- [INFORMATION SHOWN]:
....

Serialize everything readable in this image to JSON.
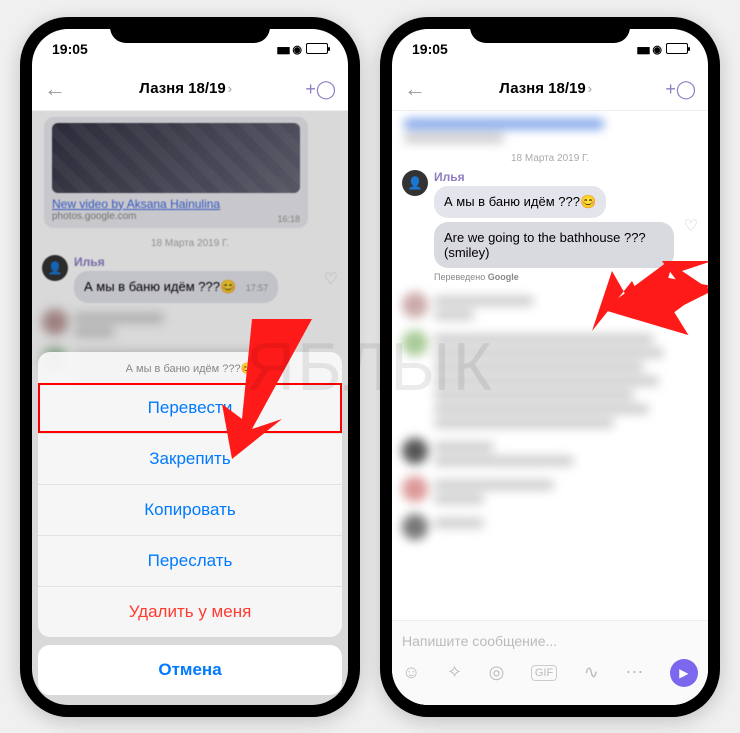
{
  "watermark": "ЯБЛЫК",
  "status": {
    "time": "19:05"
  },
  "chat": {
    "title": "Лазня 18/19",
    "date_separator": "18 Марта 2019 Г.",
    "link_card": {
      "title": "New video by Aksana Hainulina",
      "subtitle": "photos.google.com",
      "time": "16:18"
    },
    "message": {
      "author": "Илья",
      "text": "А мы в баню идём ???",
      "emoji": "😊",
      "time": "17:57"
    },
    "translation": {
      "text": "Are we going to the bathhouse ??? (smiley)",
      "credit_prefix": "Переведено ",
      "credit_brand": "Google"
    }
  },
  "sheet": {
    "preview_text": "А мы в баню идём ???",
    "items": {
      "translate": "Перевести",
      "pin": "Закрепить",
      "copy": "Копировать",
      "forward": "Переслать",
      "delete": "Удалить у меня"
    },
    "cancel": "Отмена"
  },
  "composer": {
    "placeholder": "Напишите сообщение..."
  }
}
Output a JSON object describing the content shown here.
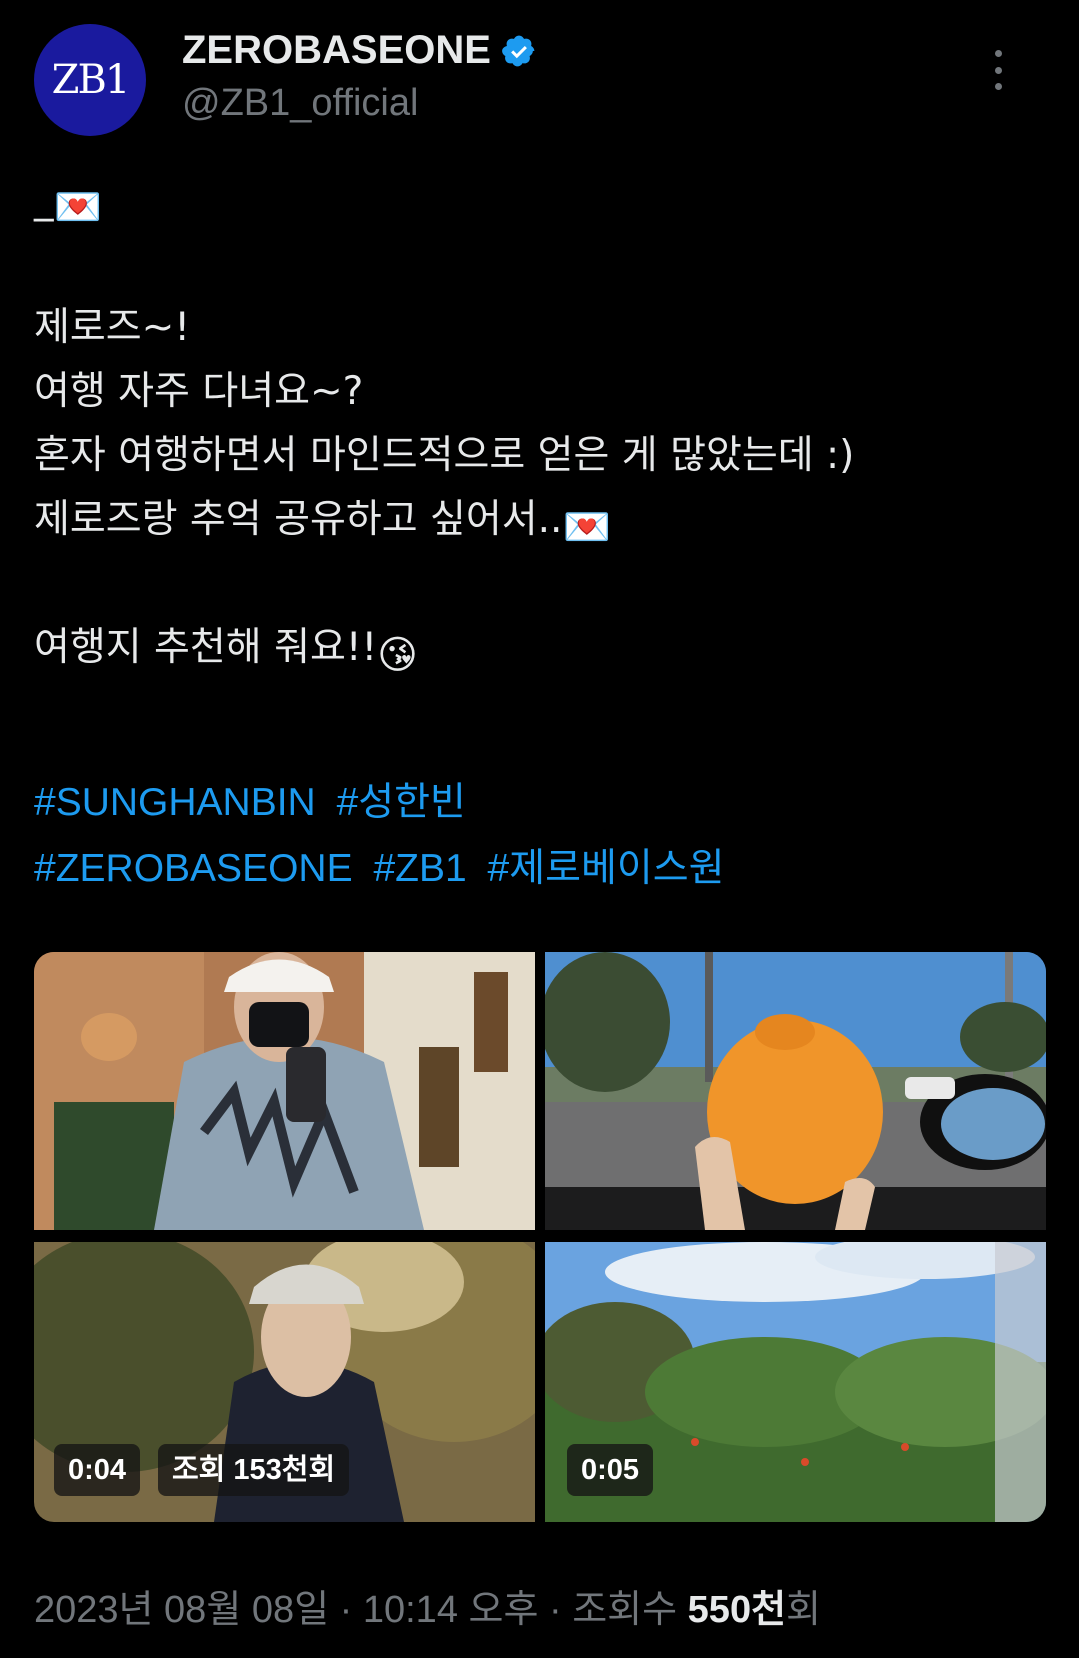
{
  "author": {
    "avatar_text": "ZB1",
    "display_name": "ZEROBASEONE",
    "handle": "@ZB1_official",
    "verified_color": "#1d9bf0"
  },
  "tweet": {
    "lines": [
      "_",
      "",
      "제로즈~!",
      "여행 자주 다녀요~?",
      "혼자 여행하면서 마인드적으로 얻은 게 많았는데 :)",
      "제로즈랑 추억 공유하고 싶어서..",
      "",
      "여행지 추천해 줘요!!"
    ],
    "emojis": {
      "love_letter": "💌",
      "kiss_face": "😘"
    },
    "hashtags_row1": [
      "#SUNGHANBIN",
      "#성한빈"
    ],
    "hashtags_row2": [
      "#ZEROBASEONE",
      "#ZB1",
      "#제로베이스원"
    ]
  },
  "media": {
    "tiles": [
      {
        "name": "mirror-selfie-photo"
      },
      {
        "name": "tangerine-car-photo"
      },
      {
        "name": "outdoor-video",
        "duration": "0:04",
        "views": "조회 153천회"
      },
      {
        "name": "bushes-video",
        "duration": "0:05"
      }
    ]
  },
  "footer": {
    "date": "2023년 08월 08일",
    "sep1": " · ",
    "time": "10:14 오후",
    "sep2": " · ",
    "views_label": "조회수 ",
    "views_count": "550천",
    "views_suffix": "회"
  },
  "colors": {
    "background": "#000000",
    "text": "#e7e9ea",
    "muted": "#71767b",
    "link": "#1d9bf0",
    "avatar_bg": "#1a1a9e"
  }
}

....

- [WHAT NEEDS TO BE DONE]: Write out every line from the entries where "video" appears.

- [PROBLEM SOLUTION]:
      "title": "New video by Aksana Hainulina",
        "name": "outdoor-video",
        "name": "bushes-video",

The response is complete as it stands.